  11. Hicks, E.P. (1978) Slow maxillary expansion: A clinical study of the skeletal versus dental response to low-magnitude force. American Journal of Orthodontics, 73, 121-141. doi:10.1016/0002-9416(78)90183-5
  12. Asher, C. (1985) The removable quad-helix appliance. British Journal of Orthodontics, 12, 40-45.
  13. Bjerklin, K. (2000) Follow-up control of patients with unilateral posterior cross-bite treated with expansion plates or the quad-helix appliance. Journal of Orofacial Orthopedics, 61, 112-124. doi:10.1007/BF01300353
  14. Herold, J.S. (1989) Maxillary expansion: A retrospective study of three methods of expansion and their long-term sequelae. British Journal of Orthodontics, 16, 195-200.
  15. Houston, W.J.B. (1983) The analysis of errors in orthodontic measurements. American Journal of Orthodontics, 83, 382-390. doi:10.1016/0002-9416(83)90322-6
  16. Sandikçioglu, M. and Hazar, S. (1997) Skeletal and dental changes after maxillary expansion in the mixed dentition. American Journal of Orthodontics & Dentofacial Orthopedics, 111, 321-327. doi:10.1016/S0889-5406(97)70191-4
  17. Erdinç, A.E., Ugur, T. and Erbay, E. (1999) A comparison of different treatment techniques for posterior crossbite in the mixed dentition. American Journal of Orthodontics & Dentofacial Orthopedics, 116, 287-300. doi:10.1016/S0889-5406(99)70240-4
  18. Frank, S.W. and Engel, G.A. (1982) The effects of maxillary quad-helix appliance expansion on cephalometric measurements in growing orthodontic patients. American Journal of Orthodontics, 81, 378-389. doi:10.1016/0002-9416(82)90075-6
  19. Kecik, D., Kocadereli, I. and Saatci, I. (2007) Evaluation of the treatment changes of functional posterior crossbite in the mixed dentition. American Journal of Orthodontics & Dentofacial Orthopedics, 131, 202-215. doi:10.1016/j.ajodo.2005.03.030
  20. Huynh, T., Kennedy, D.B., Joondeph, D.R. and Bollen, A.M. (2009) Treatment response and stability of slow maxillary expansion using Haas, hyrax, and quad-helix appliances: A retrospective study. American Journal of Orthodontics & Dentofacial Orthopedics, 136, 331-339. doi:10.1016/j.ajodo.2007.08.026

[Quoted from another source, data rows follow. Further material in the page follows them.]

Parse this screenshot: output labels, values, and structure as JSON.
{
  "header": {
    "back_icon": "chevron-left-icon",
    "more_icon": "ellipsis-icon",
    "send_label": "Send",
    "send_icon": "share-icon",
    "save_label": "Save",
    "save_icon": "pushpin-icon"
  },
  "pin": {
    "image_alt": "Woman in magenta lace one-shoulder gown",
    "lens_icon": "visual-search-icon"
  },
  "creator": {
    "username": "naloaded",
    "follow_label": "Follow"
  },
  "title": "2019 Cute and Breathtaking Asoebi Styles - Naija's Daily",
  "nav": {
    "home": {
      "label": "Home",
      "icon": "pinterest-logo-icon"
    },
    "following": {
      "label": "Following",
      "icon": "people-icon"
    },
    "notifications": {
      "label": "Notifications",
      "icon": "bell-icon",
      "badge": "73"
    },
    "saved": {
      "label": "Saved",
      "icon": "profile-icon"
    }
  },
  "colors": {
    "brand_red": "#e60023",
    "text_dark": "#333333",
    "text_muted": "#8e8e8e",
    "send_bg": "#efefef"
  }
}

  21. Voudouris, J.C. and Kuftinec, M.M. (2000) Improved clinical use of Twin-block and Herbst as a result of radiating viscoelastic tissue forces on the condyle and fossa in treatment and long-term retention: Growth relativity. American Journal of Orthodontics & Dentofacial Orthopedics, 117, 247-266. doi:10.1016/S0889-5406(00)70231-9
  22. Vitti, M. and Basmajian, J.V. (1975) Muscles of mastication in small children. American Journal of Orthodontics, 68, 412-419. doi:10.1016/0002-9416(75)90182-7
  23. Carr, A.B. (1991) Postural contractile activities of human jaw muscles following use of an occlusal splint. Journal of Oral Rehabilitation, 18, 185-191. doi:10.1111/j.1365-2842.1991.tb00047.x
  24. Harper, R.P., Bruin, H. and Burcea, I. (1997) Muscle activity during mandibular movements in normal and mandibular retrognathic subjects. Journal of Oral and Maxillofacial Surgery, 55, 225-233. doi:10.1016/S0278-2391(97)90530-9
  25. Ferrario, V.F., Sforza, C. and Serrao, G. (1999) The influence of crossbite on the coordinated eletromyographic activity of human masticatory muscles during mastication. Journal of Oral Rehabilitation, 26, 575-581. doi:10.1046/j.1365-2842.1999.00419.x
  26. Liu, Z.J., Yamagata, K., Kasahara, Y. and Ito, G. (1999) Electromyographic examination of jaw muscles in relation to symptoms and occlusion of patients with temporomandibular joint disorders. Journal of Oral Rehabilitation, 26, 33-47. doi:10.1046/j.1365-2842.1999.00356.x
  27. Pinho, J.C., Caldas, F.M., Mora, M.J. and Santana-Penin, U. (2000) Electromyographic activity in patients with temporomandibular disorders. Journal of Oral Rehabilitation, 27, 985-990. doi:10.1046/j.1365-2842.2000.00571.x


*We gratefully acknowledge the Brazilian agencie CAPES for scholarship financial support.

#Corresponding author.